Atlantic Station’s $500M Reboot Takes Root

Hines and Morgan Stanley plan to add office, retail, residential and green space to the Atlanta mixed-use destination.

Hines and an affiliate of Morgan Stanley Real Estate have plans ready for the transformation and expansion of Atlantic Station, a premier destination for office, retail and entertainment in Atlanta. The project will feature more prominent green space in the area’s Central Park.

“Atlantic Station is a mixed-use project with a scale that nobody in the market can really match,” Nick Garzia, Hines director of retail leasing, told Commercial Property Executive. “The needs of that market have evolved, placing greater value on things like open space, scale and amenities. Both office and retail tenants are demanding better public spaces. To stay current, we needed to evolve along with the base of tenants and users.”

The mixed-use environment features more than 450,000 rentable square feet of retail, including more than a dozen restaurants, 2 million rentable square feet of premium office and more than 3,000 multifamily units within the development. In October, KBS Commercial Real Estate signed a lease with Jackson Lewis P.C. to occupy 17,291 square feet in the investor’s 510,000-square-foot Class A office tower at 171 17th St. in Atlanta, part of the Atlantic Station neighborhood. In May, Hines and Invesco Real Estate broke ground on T3 West Midtown, an office development also in the Atlantic Station neighborhood.
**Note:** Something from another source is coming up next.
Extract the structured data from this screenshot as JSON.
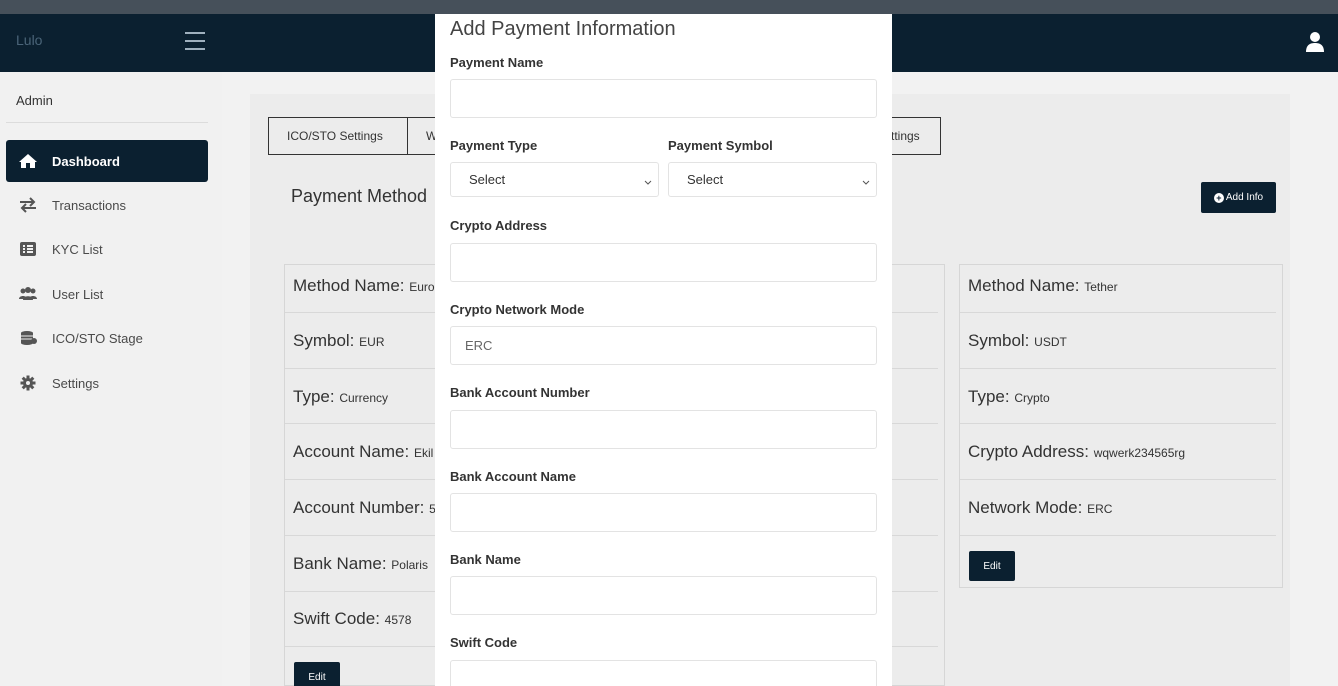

Green space on the rise

The transformation will begin with a $500 million expansion for the park remodel, and the addition of two office buildings, a  residential building, two flagship retail stores, five new restaurants and many other smaller changes.

Inside Central Park, plans call for the green space to almost double its current size, creating more flexibility for the numerous special events that take place there annually. A new interactive water feature will be added at the southern end of the park, as well as shade canopies and a giant LED video screen to show movies.

“The park remodel is really the unifying feature common to all of those,” Garzia said. “Atlantic Station’s overall development program came to a halt after the 2008 financial crisis. We are delivering on the original vision that the city approved and believed in, making a more attractive destination for residents and visitors alike.”

By design

According to Garzia, Hines has been very deliberate in how it approached the park redesign and how it will impact all other parts of the project. “The central park has always been the ‘living room’ of Atlantic Station. But it had become tired and dated,” Garzia said. “The new layout, which incorporates street closures to create a pedestrian-only environment between 18th and 19th streets, make the living room larger and function better. It will be de-massified and more human-scaled, and the arrival experience will make a much different statement to visitors than the current design.”

Atlantic Station is between two great and rapidly changing neighborhoods, Home Park and Loring Heights. “The residents in both places have been vocal about the types of experiences they want to see here,” Garzia said. “HGOR, the landscape architect for the remodel, has done a great job incorporating an overall design and amenities that will make it more user-friendly than the original design and layout. We challenged them with creating the best public space in Midtown, and I think we are well on our way to delivering it.”

Atlantic Station is seeing a lot of activity of late. H&M is scheduled to open its new expanded location with a new Porcelanosa and stainless-steel facade by Black Friday. Forever 21 is currently in design-development stages and is scheduled to open its doors by the third quarter of 2019. Construction will start soon on Bowlero, a new entertainment/bowling venue, with a scheduled opening sometime in the third quarter of next year. Additionally, four new restaurants—Naan Stop, Poke Bar, Pho-24 and Gyu-Kaku—are expected to open their doors before the conclusion of 2018.

Images courtesy of Hines